If you are suffering from heart-related issues, or if your heart doctor suspects that you have a cardiac condition , he may recommend a stress test. Such a procedure evaluates how physical stress, such as walking, impacts your body. A stress test is a fast and convenient procedure. It typically takes less than an hour from start to finish, and no invasive measures are needed to assess your results.
Monitoring Your Vitals
To know how physical stress impacts your cardiovascular system, your heart doctor will monitor your blood pressure , heart rate, and other vitals in real time. Before your stress test begins, your doctor must attach electrodes to your chest. Electrodes are similar to stickers, but the wires attached to them can transmit information about the electrical impulses your heart generates and other aspects of cardiac function.
Performing an Active Task

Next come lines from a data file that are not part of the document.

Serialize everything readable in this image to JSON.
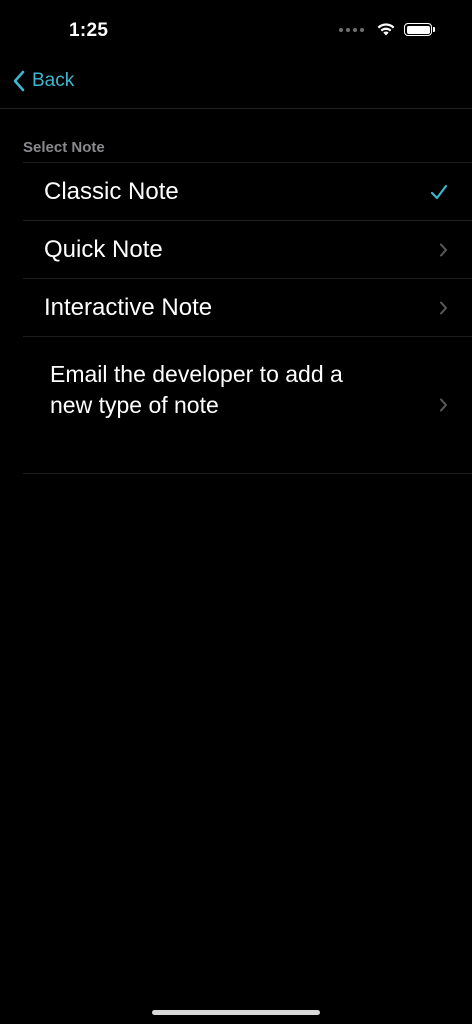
{
  "status_bar": {
    "time": "1:25"
  },
  "nav": {
    "back_label": "Back"
  },
  "section": {
    "header": "Select Note"
  },
  "options": [
    {
      "label": "Classic Note",
      "accessory": "checkmark-icon",
      "selected": true
    },
    {
      "label": "Quick Note",
      "accessory": "chevron-right-icon",
      "selected": false
    },
    {
      "label": "Interactive Note",
      "accessory": "chevron-right-icon",
      "selected": false
    },
    {
      "label": "Email the developer to add a new type of note",
      "accessory": "chevron-right-icon",
      "selected": false
    }
  ],
  "colors": {
    "accent": "#3fb6cf",
    "background": "#000000",
    "separator": "#1c1c1e",
    "secondary_text": "#8a8a8e",
    "chevron": "#5a5a5e"
  }
}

Once you are properly prepared for your stress test, you can begin your assigned activity. The task you will be asked to do may depend in large part on your current level of health. Individuals in relatively good health may be told to run on a treadmill or pedal a stationary bicycle so that their heart doctor can see how their heart responds to high-intensity activity. Less demanding tasks may be more suitable if patients are already in a weakened state of health.
Discussing Your Physical State
Though stress test equipment can garner much information about your health, your heart doctor may also seek your input. As you bike or run, your doctor might inquire about how you feel. Intense shortness of breath and chest pain are key warning signs that a heart problem may be present. He might also watch your behavior to see how your respiratory function responds to physical stress as well as how long you can continue your assigned task.
Don’t wait for heart disease to disrupt your quality of life. Before a stroke or heart attack strikes, get the help you need for your cardiac health . Call Cardiac Solutions at (623) 208-5305 to speak with an associate about our heart centers in Avondale, Sun City West, Peoria, and Glendale.